In 2001, Jim O'Neil of Goldman Sachs wrote a research note which underscored the importance of so-called Emerging Markets to a well-balanced investment portfolio. Still today, most investors have little or no investment exposure beyond North America, Europe, Japan and more recently India, China and Brazil. All of this is just beginning to change. The not yet fully formed investment category called frontier market private equity is emerging and within the next decade is likely to be an asset class of its own. Private equity investments are being made in southeast Asia, in MENA(Middle East/ North Africa), in sub-Saharan countries beyond South Africa and in Latin America. Even fund of funds are appearing across these markets. At the same time, investors face a world of diminished returns expectations in developed economies just as aging demographics and the need for continued growth, innovation and infrastructure renewal places increasing demands for payout. Suffice it to say, investors will be looking beyond traditional asset classes and geographies for sources of return. This new course is designed to expose you to the still emerging, not yet fully formed world of frontier market private equity. To set the context we will start by reviewing the fundamentals of economic growth and development globally. In addition we will discuss the fundamental concepts involved in constructing and evaluating the performance of a large scale investment portfolio. We will then review cases on the elements of the private equity cycle/process and specifically address the special demands of frontier markets in general. We will also focus on issues that are specific to various markets (e.g. Nigeria, Vietnam, etc.). Students taking the course will be given the opportunity to make important contributions to the knowledge base of this still very young field by working in small teams to research topics of personal and general interest, the results of which will be reported to the rest of the class. This course will not be offered next academic year, 2017-2018.
Units: 4 | Grading: GSB Letter Graded

FINANCE 624: Corporate Finance Theory

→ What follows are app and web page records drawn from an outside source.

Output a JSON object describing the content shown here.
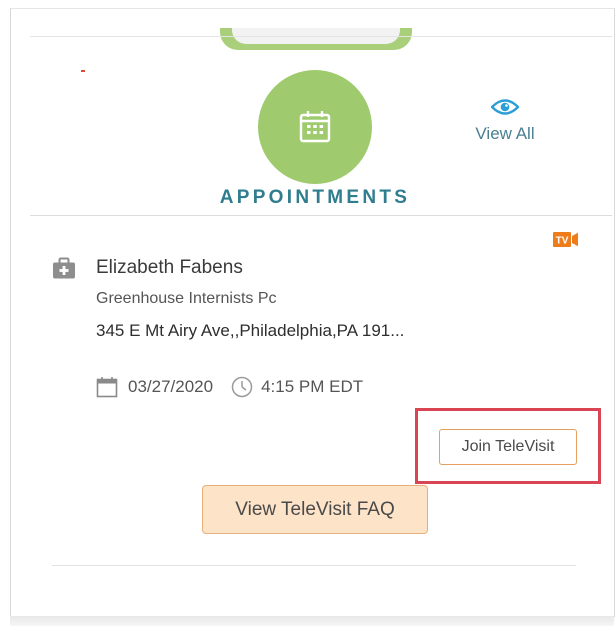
{
  "widget": {
    "title": "APPOINTMENTS",
    "view_all_label": "View All",
    "icons": {
      "main": "calendar-icon",
      "view_all": "eye-icon",
      "televisit_badge": "tv-video-icon"
    }
  },
  "appointment": {
    "provider_name": "Elizabeth Fabens",
    "practice": "Greenhouse Internists Pc",
    "address": "345 E Mt Airy Ave,,Philadelphia,PA 191...",
    "date": "03/27/2020",
    "time": "4:15 PM EDT",
    "badge_label": "TV",
    "join_label": "Join TeleVisit"
  },
  "faq_button_label": "View TeleVisit FAQ",
  "colors": {
    "accent_green": "#9fcb6e",
    "title_teal": "#2f7d8f",
    "eye_blue": "#2a9fd6",
    "badge_orange": "#ef7c1a",
    "button_orange_border": "#e3a061",
    "faq_fill": "#fde3c8",
    "highlight_red": "#d94552"
  }
}
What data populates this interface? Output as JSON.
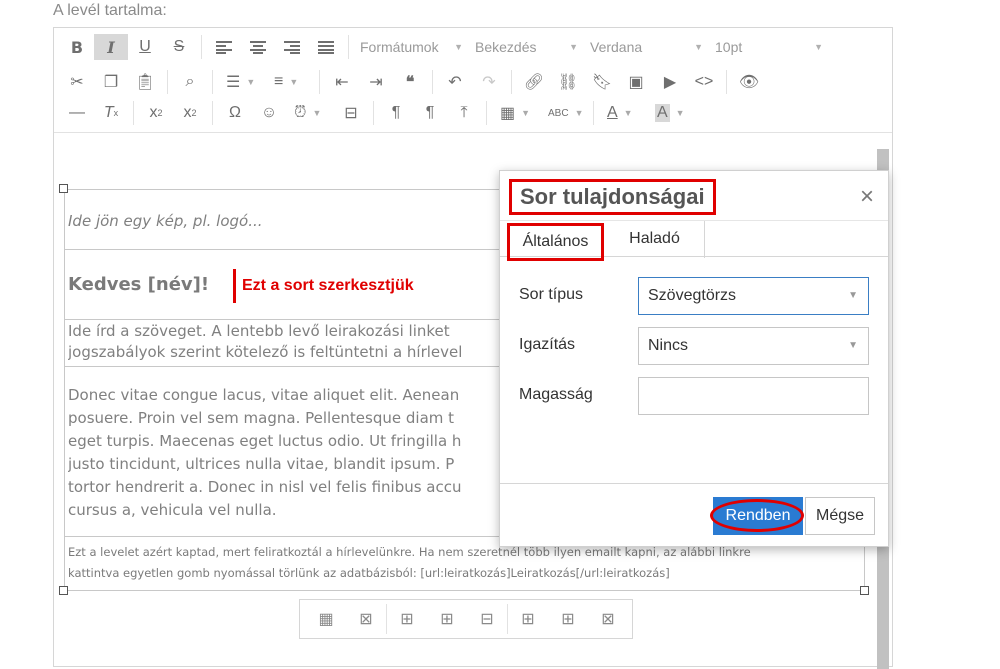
{
  "field_label": "A levél tartalma:",
  "toolbar": {
    "format_select": "Formátumok",
    "block_select": "Bekezdés",
    "font_select": "Verdana",
    "size_select": "10pt"
  },
  "content": {
    "logo_placeholder": "Ide jön egy kép, pl. logó...",
    "greeting": "Kedves [név]!",
    "annotation": "Ezt a sort szerkesztjük",
    "intro_lines": [
      "Ide írd a szöveget. A lentebb levő leirakozási linket",
      "jogszabályok szerint kötelező is feltüntetni a hírlevel"
    ],
    "lorem_lines": [
      "Donec vitae congue lacus, vitae aliquet elit. Aenean",
      "posuere. Proin vel sem magna. Pellentesque diam t",
      "eget turpis. Maecenas eget luctus odio. Ut fringilla h",
      "justo tincidunt, ultrices nulla vitae, blandit ipsum. P",
      "tortor hendrerit a. Donec in nisl vel felis finibus accu",
      "cursus a, vehicula vel nulla."
    ],
    "footer_lines": [
      "Ezt a levelet azért kaptad, mert feliratkoztál a hírlevelünkre. Ha nem szeretnél több ilyen emailt kapni, az alábbi linkre",
      "kattintva egyetlen gomb nyomással törlünk az adatbázisból: [url:leiratkozás]Leiratkozás[/url:leiratkozás]"
    ]
  },
  "dialog": {
    "title": "Sor tulajdonságai",
    "close_label": "×",
    "tabs": [
      "Általános",
      "Haladó"
    ],
    "fields": {
      "row_type": {
        "label": "Sor típus",
        "value": "Szövegtörzs"
      },
      "alignment": {
        "label": "Igazítás",
        "value": "Nincs"
      },
      "height": {
        "label": "Magasság",
        "value": ""
      }
    },
    "ok_label": "Rendben",
    "cancel_label": "Mégse"
  },
  "colors": {
    "annotation_red": "#e00000",
    "ok_blue": "#2a7bd2",
    "focus_border": "#3a7ec4"
  }
}
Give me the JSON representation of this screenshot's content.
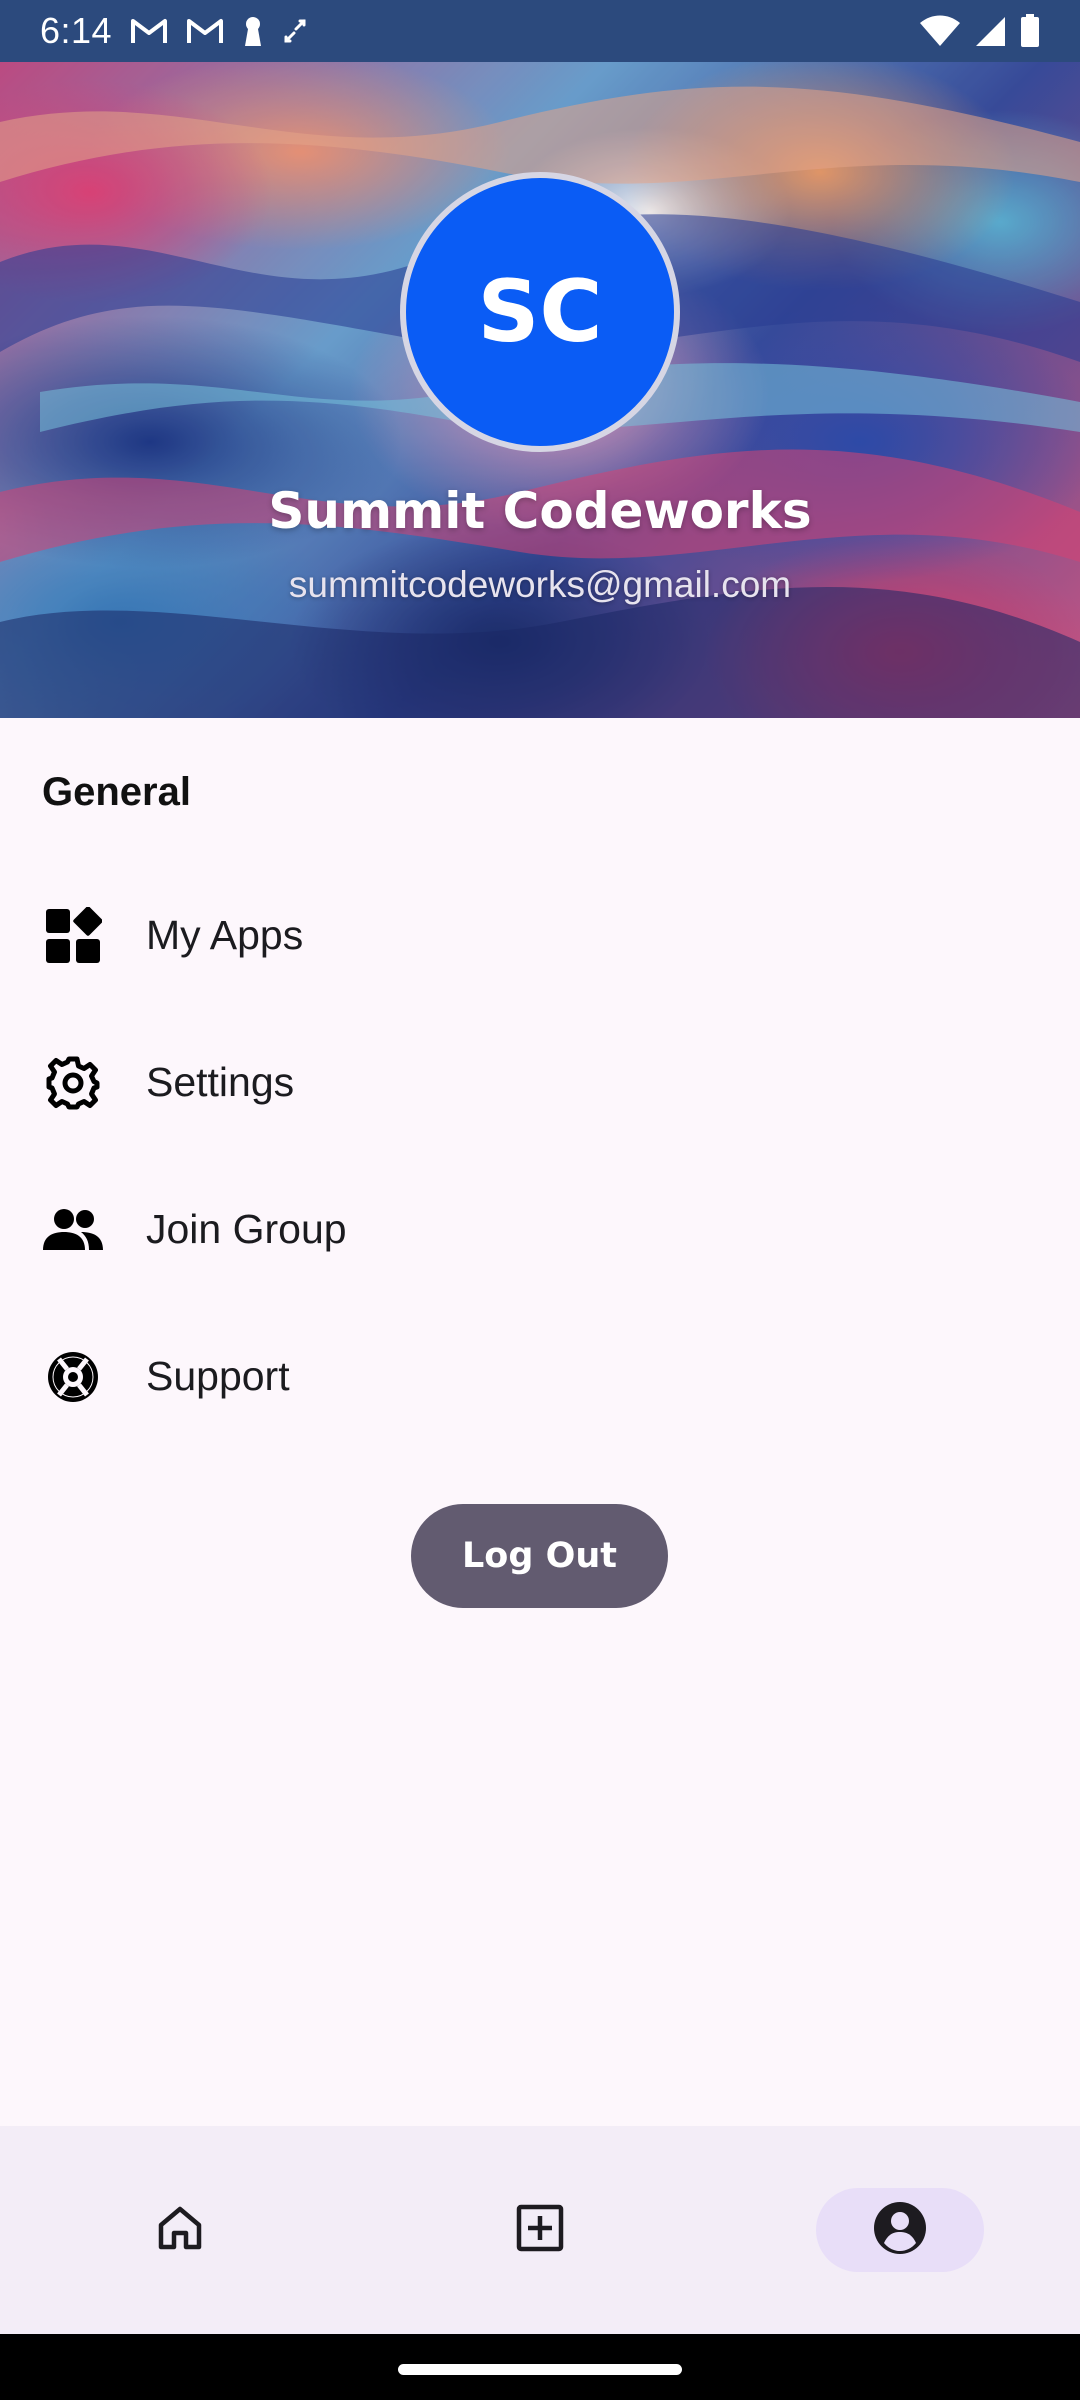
{
  "status_bar": {
    "time": "6:14",
    "left_icons": [
      "gmail-icon",
      "gmail-icon",
      "keyhole-icon",
      "sync-icon"
    ],
    "right_icons": [
      "wifi-icon",
      "signal-icon",
      "battery-icon"
    ]
  },
  "profile": {
    "initials": "SC",
    "avatar_color": "#0a5cf5",
    "name": "Summit Codeworks",
    "email": "summitcodeworks@gmail.com"
  },
  "general": {
    "title": "General",
    "items": [
      {
        "label": "My Apps",
        "icon": "apps-grid-icon"
      },
      {
        "label": "Settings",
        "icon": "gear-icon"
      },
      {
        "label": "Join Group",
        "icon": "group-icon"
      },
      {
        "label": "Support",
        "icon": "lifebuoy-icon"
      }
    ]
  },
  "logout": {
    "label": "Log Out",
    "color": "#625b70"
  },
  "bottom_nav": {
    "items": [
      {
        "name": "home",
        "icon": "home-icon",
        "active": false
      },
      {
        "name": "add",
        "icon": "add-box-icon",
        "active": false
      },
      {
        "name": "profile",
        "icon": "account-circle-icon",
        "active": true
      }
    ],
    "active_color": "#e8def8"
  }
}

This course considers a wide range of topics in theoretical corporate finance (broadly interpreted). Topics include capital structure decisions, agency conflicts in the firm, dividend policy, security design, optimal financial contracting, the theory of the firm, the market for corporate control, and banking and financial intermediation, among others. The primary focus is on how asymmetric information, agency conflicts, strategic interactions, and incomplete contracting affect corporate financial decision-making. The course aims both to familiarize students with influential papers and current research, and to promote new research ideas in the area.
Units: 4 | Grading: GSB Letter Graded
Instructors: Zwiebel, J. (PI)

FINANCE 625: Empirical Asset Pricing

This course is an introduction to empirical research in asset pricing. The focus of the course is on the interplay between financial economic theory, econometric method, and that analysis of financial market data. Topics include tests of asset pricing models, return predictability in time-series and cross-section, empirical studies of asset market imperfections, and studies of individual and professional investor behavior. Class discussions will draw on textbooks/monographs and original articles and working papers.
Units: 3 | Grading: GSB Letter Graded
Instructors: Lustig, H. (PI)

FINANCE 630: Empirical Corporate Finance

This course provides an introduction to empirical research in corporate finance, with an emphasis on the application of cross-sectional and panel data econometric techniques for causal inference. Topics include investment policy, entrepreneurship and innovation, financing decisions, firm ownership, corporate governance, managerial incentives, financial contracting, and the structure and internal organization of firms. The course assumes knowledge of econometrics at the level of MGTECON 603.
Units: 3 | Grading: GSB Letter Graded
Filter Results:
term offered
updating results...
number of units
updating results...
time offered
updating results...
days
updating results...
UG Requirements (GERs)
updating results...
component
updating results...
career
updating results...
© Stanford University | Terms of Use | Copyright Complaints